Repo man takes what he can get

WINONA, Minn. (AP) — “We’re like thieves in the night, only we’re not thieves and it’s daytime,” Tim Shugart says as he hops into his tow truck.
It’s a sunny Tuesday morning and Shugart, based in Winona, is on his way to repossess a car in a town 25 miles away. He’s just doing a job, he says, but one that is uncomfortable for everyone involved.
He owns Auto Center in Winona, repossesses cars for banks, provides towing services, does auto body work and sells cars.
Does he feel guilty about the repossessing?
“I still feel bad, but not like I used to when I first started doing it,” he says.
Is he nervous?
“No,” he says, as he fidgets with his radio. “But I’m cautious. I don’t know what to expect. It could go good — it could go bad. The worst thing that I don’t want to happen is to walk away hurt.”
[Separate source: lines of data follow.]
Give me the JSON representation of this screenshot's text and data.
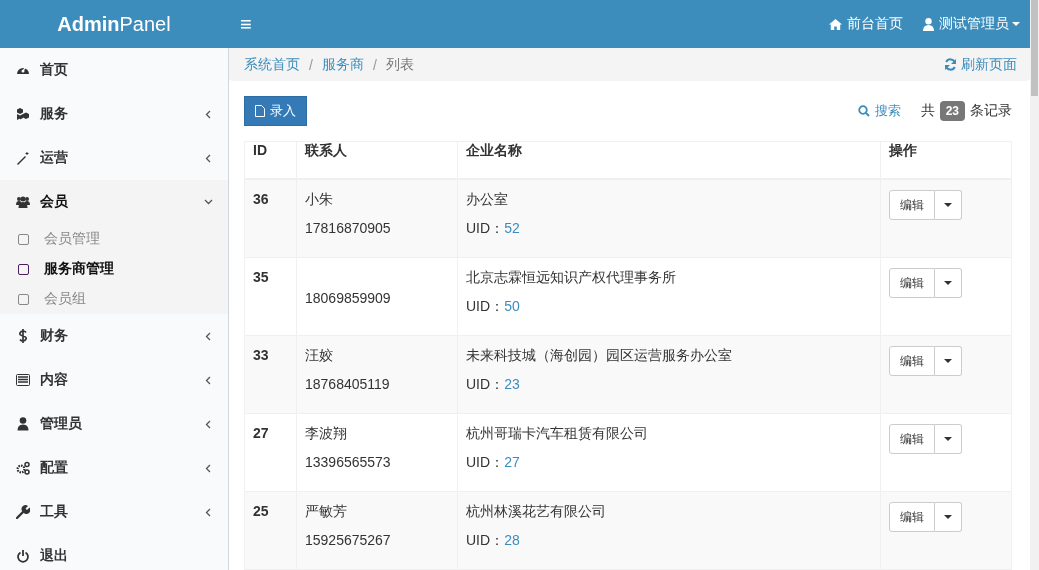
{
  "header": {
    "logo": "**Admin**Panel",
    "menu_toggle": "≡",
    "links": [
      {
        "kind": "home",
        "label": "前台首页"
      },
      {
        "kind": "user",
        "label": "测试管理员"
      }
    ]
  },
  "sidebar": {
    "items": [
      {
        "kind": "link",
        "label": "首页",
        "selected": false
      },
      {
        "kind": "menu",
        "label": "服务",
        "expanded": false,
        "selected": false
      },
      {
        "kind": "menu",
        "label": "运营",
        "expanded": false,
        "selected": false
      },
      {
        "kind": "menu",
        "label": "会员",
        "expanded": true,
        "selected": true,
        "children": [
          {
            "label": "会员管理",
            "selected": false
          },
          {
            "label": "服务商管理",
            "selected": true
          },
          {
            "label": "会员组",
            "selected": false
          }
        ]
      },
      {
        "kind": "menu",
        "label": "财务",
        "expanded": false,
        "selected": false
      },
      {
        "kind": "menu",
        "label": "内容",
        "expanded": false,
        "selected": false
      },
      {
        "kind": "menu",
        "label": "管理员",
        "expanded": false,
        "selected": false
      },
      {
        "kind": "menu",
        "label": "配置",
        "expanded": false,
        "selected": false
      },
      {
        "kind": "menu",
        "label": "工具",
        "expanded": false,
        "selected": false
      },
      {
        "kind": "link",
        "label": "退出",
        "selected": false
      }
    ]
  },
  "breadcrumb": {
    "items": [
      "系统首页",
      "服务商",
      "列表"
    ],
    "separator": "/",
    "refresh": "刷新页面"
  },
  "toolbar": {
    "add_button": "录入",
    "search": "搜索",
    "total_prefix": "共",
    "total": "23",
    "total_suffix": "条记录"
  },
  "table": {
    "columns": [
      "ID",
      "联系人",
      "企业名称",
      "操作"
    ],
    "rows": [
      {
        "id": "36",
        "contact": "小朱",
        "phone": "17816870905",
        "company": "办公室",
        "uid_label": "UID：",
        "uid": "52",
        "action": "编辑"
      },
      {
        "id": "35",
        "phone": "18069859909",
        "company": "北京志霖恒远知识产权代理事务所",
        "uid_label": "UID：",
        "uid": "50",
        "action": "编辑"
      },
      {
        "id": "33",
        "contact": "汪姣",
        "phone": "18768405119",
        "company": "未来科技城（海创园）园区运营服务办公室",
        "uid_label": "UID：",
        "uid": "23",
        "action": "编辑"
      },
      {
        "id": "27",
        "contact": "李波翔",
        "phone": "13396565573",
        "company": "杭州哥瑞卡汽车租赁有限公司",
        "uid_label": "UID：",
        "uid": "27",
        "action": "编辑"
      },
      {
        "id": "25",
        "contact": "严敏芳",
        "phone": "15925675267",
        "company": "杭州林溪花艺有限公司",
        "uid_label": "UID：",
        "uid": "28",
        "action": "编辑"
      }
    ]
  }
}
In the 14 years that Shugart has been repossessing cars, that has never happened. Of course, that’s not to say he hasn’t come close.
“Most of the time you don’t know anything about these people,” he said. “And that’s not to say they’re bad people. You just don’t know what to expect.”
Most people are nice about it in this area, Shugart says. They know they cannot make the payments, he says, so they face their responsibilities.
Others don’t take it so well.
“It’s a feeling thing,” Shugart says. “When veins start popping out their necks, I see a red flag. And if they refuse to give up the vehicle, I leave. But I’ll be back.”
In Minnesota, repossessors do not have to consult the owner before taking a car. But if the owner does not want to release the vehicle, the repossessor has to leave it. At that point, the bank must take the owner to court and get approval for a sheriff to accompany a repossessor.
The house he is going to today is on a farm about two miles from town. Shugart gets directions from City Hall. When he comes out, he says “Show time.”
Shugart finds the farm, pulls into the back entrance and sighs with relief when he sees people working near a barn about 50 feet from the house.
“You always want people to be around in case you are dealing with a lunatic,” Shugart says.
He tells the story of an employee of his who repossessed a car just as the owners returned home. They threatened to slash him and the car he had just loaded onto his tow truck.
Shugart drives around the property for about five minutes, but he can’t find the car he needs. He drives closer to the house to see if anyone is inside.
“There he is,” he says, pointing to a second-floor window. “The guy’s hiding from us. He’s also probably hiding the car.”
Shugart backs his truck toward a shed-like building that a woman just walked out of. He asks her if the car owner is around.
Hesitantly, the woman approaches him and says no one is home. Shugart explains he is looking for a vehicle to pick up. She says she doesn’t know anything about it and repeats that nobody is home.
Shugart sees the man in the window again.
“He’s there. I know he’s there. Looks like I’ll have to come back again. There’s no sense in aggravating him,” Shugart says. “I’ll be back.”